The type of toothbrush you use is the first concern. You need a smaller head that can reach into smaller areas of the mouth. The brush should have soft bristles as harder bristles can damage the surface of your teeth and your gums.
The second concern is your choice in toothpaste. Go for something that has fluoride in it and which meets any special oral concerns that have been noted by your dentist. Colgate Total and Crest Multicare are the best toothpastes on the market for most people.
Start the brushing process with a pea-sized drop of toothpaste. Start at one spot of the mouth and work your way around in a circle until you arrive back at that starting point. This strategy ensures no tooth is missed. You should be brushing for 2-4 minutes if you do a really good job.
Different dentists will suggest different methods of teeth brushing, but this is one of the more popular suggestions:
- Hold your brush at a 45 degree angle to your teeth and gums.
- Press the bristles to the gum, allowing them to work in between the teeth and gums. Cover 2-3 teeth at a time.
- Give lateral vibration 2-3 times then pull the brush downward, pulling plague off of the gum and teeth. Do this at least 6 times before moving on.
- Spit out accumulating foam if needed, then move on to the next few teeth.
Go through this process until every tooth in your mouth has been thoroughly cleansed. Your session is over when the process is over, not when your mouth is full of toothpaste foam.

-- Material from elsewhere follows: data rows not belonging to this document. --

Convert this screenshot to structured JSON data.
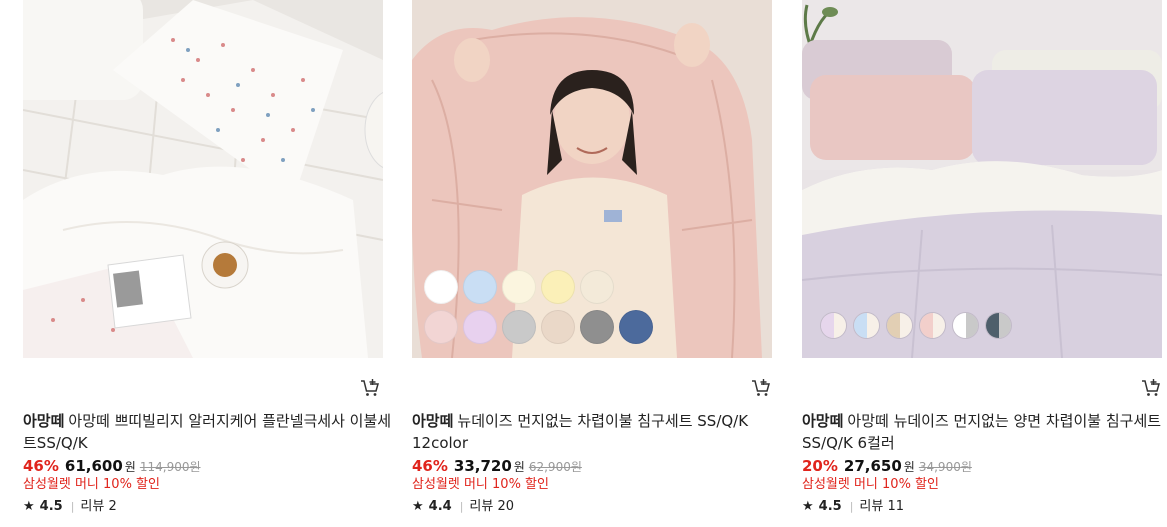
{
  "products": [
    {
      "brand": "아망떼",
      "title": "아망떼 쁘띠빌리지 알러지케어 플란넬극세사 이불세트SS/Q/K",
      "discount": "46%",
      "price": "61,600",
      "currency": "원",
      "original_price": "114,900",
      "original_currency": "원",
      "benefit": "삼성월렛 머니 10% 할인",
      "star": "★",
      "rating": "4.5",
      "review": "리뷰 2",
      "cart_icon": "cart-plus-icon"
    },
    {
      "brand": "아망떼",
      "title": "뉴데이즈 먼지없는 차렵이불 침구세트 SS/Q/K 12color",
      "discount": "46%",
      "price": "33,720",
      "currency": "원",
      "original_price": "62,900",
      "original_currency": "원",
      "benefit": "삼성월렛 머니 10% 할인",
      "star": "★",
      "rating": "4.4",
      "review": "리뷰 20",
      "cart_icon": "cart-plus-icon",
      "swatches": [
        "#ffffff",
        "#c9def4",
        "#fbf5df",
        "#fbf0b8",
        "#f3ead9",
        "#f2d5d4",
        "#e8d1ef",
        "#c9c9c9",
        "#ead8c8",
        "#8f8f8f",
        "#4c6a9c"
      ]
    },
    {
      "brand": "아망떼",
      "title": "아망떼 뉴데이즈 먼지없는 양면 차렵이불 침구세트 SS/Q/K 6컬러",
      "discount": "20%",
      "price": "27,650",
      "currency": "원",
      "original_price": "34,900",
      "original_currency": "원",
      "benefit": "삼성월렛 머니 10% 할인",
      "star": "★",
      "rating": "4.5",
      "review": "리뷰 11",
      "cart_icon": "cart-plus-icon",
      "split_swatches": [
        [
          "#e6d6ec",
          "#f7f0e8"
        ],
        [
          "#c9def4",
          "#f7f0e8"
        ],
        [
          "#e2cfb4",
          "#f7f0e8"
        ],
        [
          "#f2cfcb",
          "#f7f0e8"
        ],
        [
          "#ffffff",
          "#c9c9c9"
        ],
        [
          "#4e5f6b",
          "#c9c9c9"
        ]
      ]
    }
  ]
}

Use short strokes to get food from the grooves and pits on the surface of your teeth. To get the back sides of your front teeth, hold your toothbrush at a vertical angle.
At the very least, everyone should be brushing their teeth after breakfast and before bed. If you can do it after each meal, that is even better.